Guy Promises to Pay Deadmau5 $200,000 to Play a Bon Jovi Song, Doesn’t
Gather round, kids, it’s time for Las Vegas Story Hour featuring Deadmau5, Bon Jovi, and $200,000. No, this isn’t some kind of IRL celebrity Indecent Proposal, but it’s just as bananas, and comes to us courtesy of The Hollywood Reporter.

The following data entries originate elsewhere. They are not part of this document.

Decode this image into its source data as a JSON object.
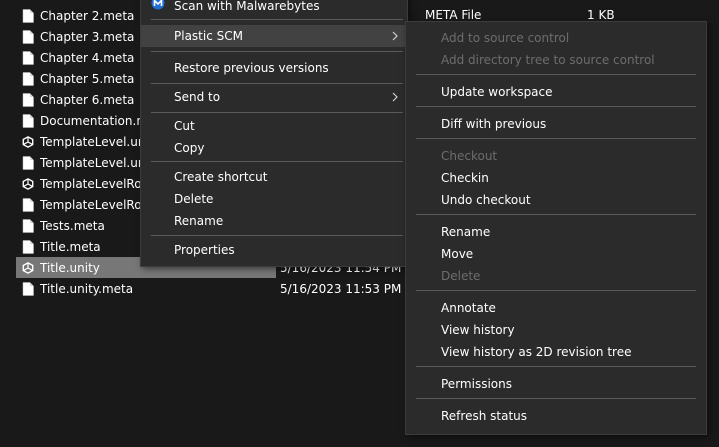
{
  "files": [
    {
      "name": "Chapter 2.meta",
      "icon": "file-icon"
    },
    {
      "name": "Chapter 3.meta",
      "icon": "file-icon"
    },
    {
      "name": "Chapter 4.meta",
      "icon": "file-icon"
    },
    {
      "name": "Chapter 5.meta",
      "icon": "file-icon"
    },
    {
      "name": "Chapter 6.meta",
      "icon": "file-icon"
    },
    {
      "name": "Documentation.meta",
      "icon": "file-icon"
    },
    {
      "name": "TemplateLevel.unity",
      "icon": "unity-icon"
    },
    {
      "name": "TemplateLevel.unity.meta",
      "icon": "file-icon"
    },
    {
      "name": "TemplateLevelRoom.unity",
      "icon": "unity-icon"
    },
    {
      "name": "TemplateLevelRoom.unity.meta",
      "icon": "file-icon"
    },
    {
      "name": "Tests.meta",
      "icon": "file-icon"
    },
    {
      "name": "Title.meta",
      "icon": "file-icon"
    },
    {
      "name": "Title.unity",
      "icon": "unity-icon",
      "date": "5/16/2023 11:54 PM",
      "selected": true
    },
    {
      "name": "Title.unity.meta",
      "icon": "file-icon",
      "date": "5/16/2023 11:53 PM"
    }
  ],
  "details": {
    "type": "META File",
    "size": "1 KB"
  },
  "context_menu": {
    "scan": "Scan with Malwarebytes",
    "plastic": "Plastic SCM",
    "restore": "Restore previous versions",
    "send_to": "Send to",
    "cut": "Cut",
    "copy": "Copy",
    "create_shortcut": "Create shortcut",
    "delete": "Delete",
    "rename": "Rename",
    "properties": "Properties"
  },
  "plastic_menu": {
    "add_source": "Add to source control",
    "add_tree": "Add directory tree to source control",
    "update": "Update workspace",
    "diff": "Diff with previous",
    "checkout": "Checkout",
    "checkin": "Checkin",
    "undo_checkout": "Undo checkout",
    "rename": "Rename",
    "move": "Move",
    "delete": "Delete",
    "annotate": "Annotate",
    "view_history": "View history",
    "view_history_2d": "View history as 2D revision tree",
    "permissions": "Permissions",
    "refresh": "Refresh status"
  }
}
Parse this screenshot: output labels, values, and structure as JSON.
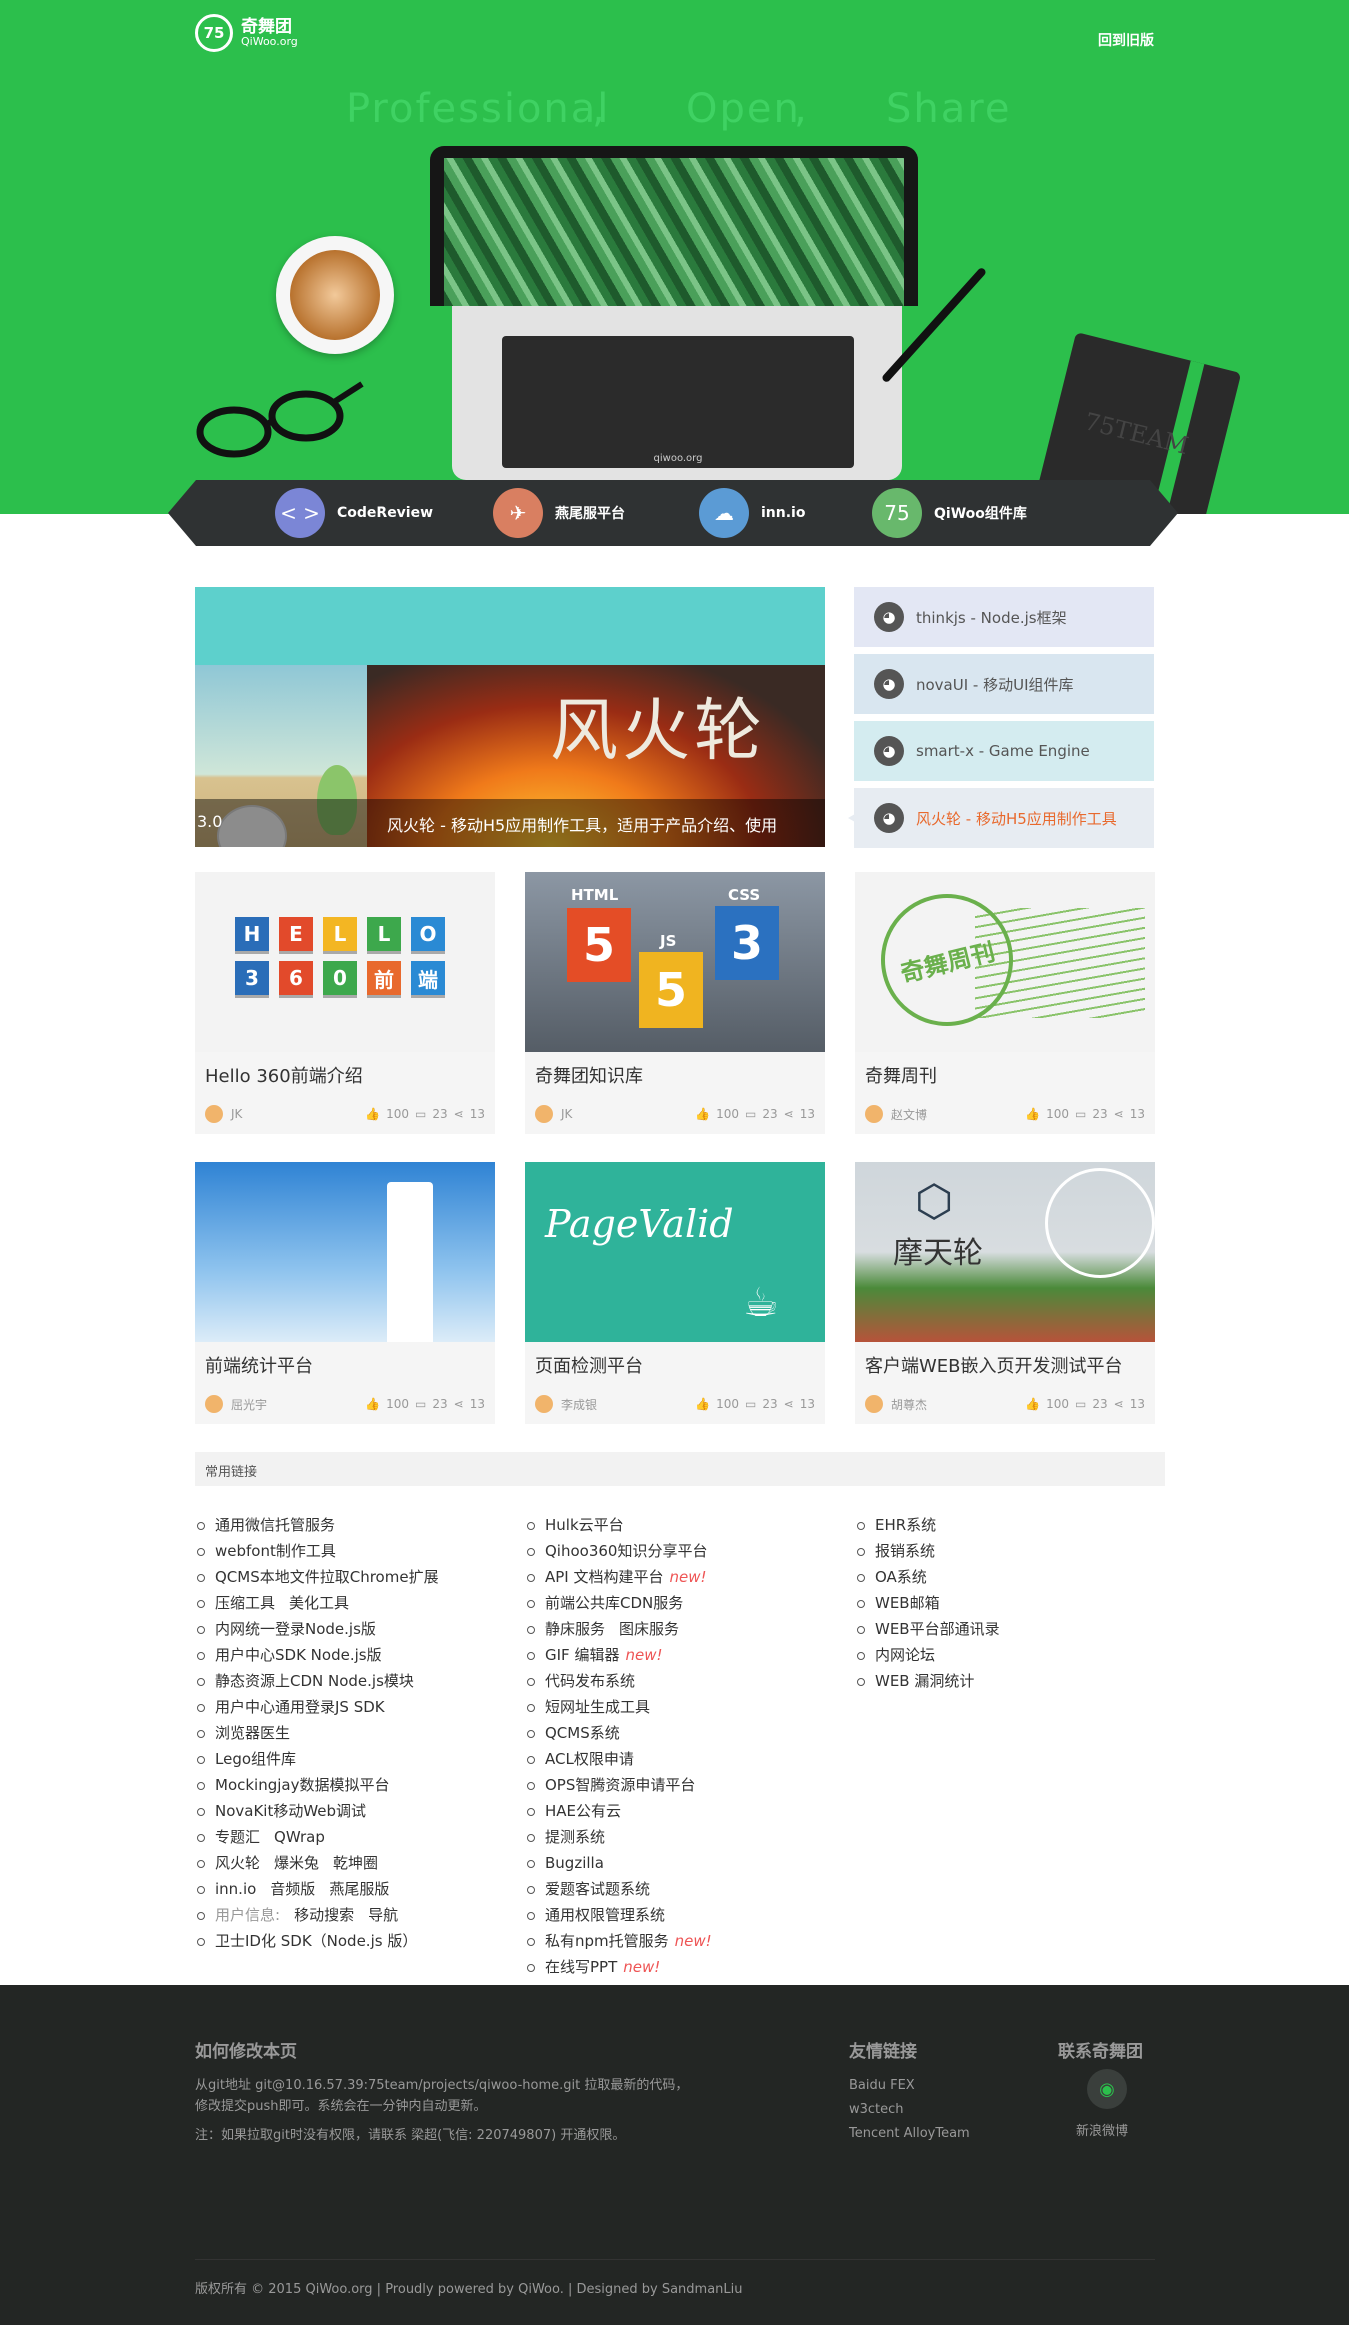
{
  "header": {
    "logo_mark": "75",
    "logo_name": "奇舞团",
    "logo_site": "QiWoo.org",
    "back_old": "回到旧版"
  },
  "hero": {
    "slogan_1": "Professional",
    "sep_1": ",",
    "slogan_2": "Open",
    "sep_2": ",",
    "slogan_3": "Share",
    "laptop_label": "qiwoo.org",
    "notebook_text": "75TEAM"
  },
  "quicknav": [
    {
      "label": "CodeReview",
      "icon": "code-icon",
      "glyph": "< >",
      "color": "#7b86d6"
    },
    {
      "label": "燕尾服平台",
      "icon": "swallow-icon",
      "glyph": "✈",
      "color": "#d97f61"
    },
    {
      "label": "inn.io",
      "icon": "cloud-icon",
      "glyph": "☁",
      "color": "#5b9bd5"
    },
    {
      "label": "QiWoo组件库",
      "icon": "qiwoo-75-icon",
      "glyph": "75",
      "color": "#68b86c"
    }
  ],
  "slider": {
    "left_caption": "3.0",
    "right_caption": "风火轮 - 移动H5应用制作工具，适用于产品介绍、使用",
    "fire_title": "风火轮"
  },
  "github_list": [
    {
      "label": "thinkjs - Node.js框架",
      "bg": "#e3e7f4",
      "color": "#555"
    },
    {
      "label": "novaUI - 移动UI组件库",
      "bg": "#d9e6f0",
      "color": "#555"
    },
    {
      "label": "smart-x - Game Engine",
      "bg": "#d4ecf0",
      "color": "#555"
    },
    {
      "label": "风火轮 - 移动H5应用制作工具",
      "bg": "#e7ecf2",
      "color": "#e8692d"
    }
  ],
  "cards": [
    {
      "title": "Hello 360前端介绍",
      "author": "JK",
      "likes": "100",
      "comments": "23",
      "shares": "13"
    },
    {
      "title": "奇舞团知识库",
      "author": "JK",
      "likes": "100",
      "comments": "23",
      "shares": "13",
      "html_label": "HTML",
      "js_label": "JS",
      "css_label": "CSS"
    },
    {
      "title": "奇舞周刊",
      "author": "赵文博",
      "likes": "100",
      "comments": "23",
      "shares": "13",
      "stamp_text": "奇舞周刊"
    },
    {
      "title": "前端统计平台",
      "author": "屈光宇",
      "likes": "100",
      "comments": "23",
      "shares": "13"
    },
    {
      "title": "页面检测平台",
      "author": "李成银",
      "likes": "100",
      "comments": "23",
      "shares": "13",
      "pv_text": "PageValid"
    },
    {
      "title": "客户端WEB嵌入页开发测试平台",
      "author": "胡尊杰",
      "likes": "100",
      "comments": "23",
      "shares": "13",
      "mtl_text": "摩天轮"
    }
  ],
  "hello_tiles": {
    "row1": [
      "H",
      "E",
      "L",
      "L",
      "O"
    ],
    "row2": [
      "3",
      "6",
      "0",
      "前",
      "端"
    ]
  },
  "links_header": "常用链接",
  "links": {
    "col1": [
      [
        "通用微信托管服务"
      ],
      [
        "webfont制作工具"
      ],
      [
        "QCMS本地文件拉取Chrome扩展"
      ],
      [
        "压缩工具",
        "美化工具"
      ],
      [
        "内网统一登录Node.js版"
      ],
      [
        "用户中心SDK Node.js版"
      ],
      [
        "静态资源上CDN Node.js模块"
      ],
      [
        "用户中心通用登录JS SDK"
      ],
      [
        "浏览器医生"
      ],
      [
        "Lego组件库"
      ],
      [
        "Mockingjay数据模拟平台"
      ],
      [
        "NovaKit移动Web调试"
      ],
      [
        "专题汇",
        "QWrap"
      ],
      [
        "风火轮",
        "爆米兔",
        "乾坤圈"
      ],
      [
        "inn.io",
        "音频版",
        "燕尾服版"
      ],
      [
        "用户信息:",
        "移动搜索",
        "导航"
      ],
      [
        "卫士ID化 SDK（Node.js 版）"
      ]
    ],
    "col2": [
      [
        "Hulk云平台"
      ],
      [
        "Qihoo360知识分享平台"
      ],
      [
        "API 文档构建平台"
      ],
      [
        "前端公共库CDN服务"
      ],
      [
        "静床服务",
        "图床服务"
      ],
      [
        "GIF 编辑器"
      ],
      [
        "代码发布系统"
      ],
      [
        "短网址生成工具"
      ],
      [
        "QCMS系统"
      ],
      [
        "ACL权限申请"
      ],
      [
        "OPS智腾资源申请平台"
      ],
      [
        "HAE公有云"
      ],
      [
        "提测系统"
      ],
      [
        "Bugzilla"
      ],
      [
        "爱题客试题系统"
      ],
      [
        "通用权限管理系统"
      ],
      [
        "私有npm托管服务"
      ],
      [
        "在线写PPT"
      ]
    ],
    "col3": [
      [
        "EHR系统"
      ],
      [
        "报销系统"
      ],
      [
        "OA系统"
      ],
      [
        "WEB邮箱"
      ],
      [
        "WEB平台部通讯录"
      ],
      [
        "内网论坛"
      ],
      [
        "WEB 漏洞统计"
      ]
    ],
    "new_label": "new!"
  },
  "footer": {
    "how_title": "如何修改本页",
    "how_p1": "从git地址 git@10.16.57.39:75team/projects/qiwoo-home.git 拉取最新的代码，",
    "how_p2": "修改提交push即可。系统会在一分钟内自动更新。",
    "how_note": "注：如果拉取git时没有权限，请联系 梁超(飞信: 220749807) 开通权限。",
    "friends_title": "友情链接",
    "friends": [
      "Baidu FEX",
      "w3ctech",
      "Tencent AlloyTeam"
    ],
    "contact_title": "联系奇舞团",
    "weibo_label": "新浪微博",
    "copyright": "版权所有 © 2015 QiWoo.org | Proudly powered by QiWoo. | Designed by SandmanLiu"
  }
}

Long ago, in February 2011, before most of the world even knew what a sick drop was, much less how to cure what ailed it, a young entrepreneurial disc jockey by the name of Joel Zimmerman donned a giant LED Mouse head and prepared for a lucrative night serenading the crowds of Las Vegas’s XS nightclub under his stage name, Deadmau5. The gig had been booked by Zimmerman’s agent at William Morris Endeavor — also named Joel Zimmerman; keep up, kids! — during a previous trip to Vegas. During the meeting with XS co-owner Joel Zimmerman (j/k, his name is Jesse Waits), Zimmerman (the agent) was introduced to Don Johnson — not Miami Vice/Nash Bridges/father to the future Anastasia Steele Don Johnson; keep up, kids! — but the high-stakes gambler Don Johnson, who was identified by Waits as one of the Wynn’s most important clients, and, according to a 2012 article in The Atlantic, “The Man Who Broke Atlantic City.”
Now that they were warm acquaintances, Gambler Johnson felt close enough to Agent Zimmerman to make a request of him. On the night of Deadmau5 Zimmerman’s show, Johnson made an offer to Agent Zimmerman to pay Deadmau5 Zimmerman $200,000 if he played a Bon Jovi song during his set. You see, Johnson is buddies with Jon Bon Jovi, so that offer is stratospherically rational. Agent Zimmerman communicated Johnson’s offer to Deadmau5 Zimmerman, and Deadmau5 Zimmerman accepted, striking up “Livin’ on a Prayer” as the XS stage crew projected the words “DON MOTHER FUCKING JOHNSON” on the screen behind him. Look, it’s true:
Johnson got onstage (1:19). Everyone cheered. Deadmau5 Zimmerman hugged Johnson while dreaming of all the custom-built HD mouse heads he’d be swimming in once this deal was closed. They danced, they laughed; oh, they were so happy back then. But the song ended, as all songs, even extended Deadmau5 club mixes, eventually do. And after the show, Agent Zimmerman accompanied Waits to the blackjack tables to find Johnson and collect.
But something had changed in the two hours since Johnson had been seen pogoing on the XS stage with Deadmau5 Zimmerman, without a care in the world. As WME would later report in their defense against Waits’s lawsuit (spoiler alert; bet you didn’t see that one coming!), Johnson “appeared to be losing a lot of money.” Waits requested the $200k and Johnson flipped, siccing his security on Waits and Agent Zimmerman.
Johnson never paid up, and WME was forced to pay Deadmau5 Zimmerman themselves so as not to anger what was becoming one of their most lucrative clients. Since Waits had been the middle man in this clearly ridiculous agreement, Agent Zimmerman asked if he would help shore up a bit of the bill. Waits offered $50k, leaving the agency to pay the remaining $150,000, but this June Waits filed a claim for that $50k, stating that it had been a loan and he had not been repaid. There’s more legal messiness in the full story on THR, but let this be a lesson to all DJs, of all walks of life: It is never worth it to play Bon Jovi at a party.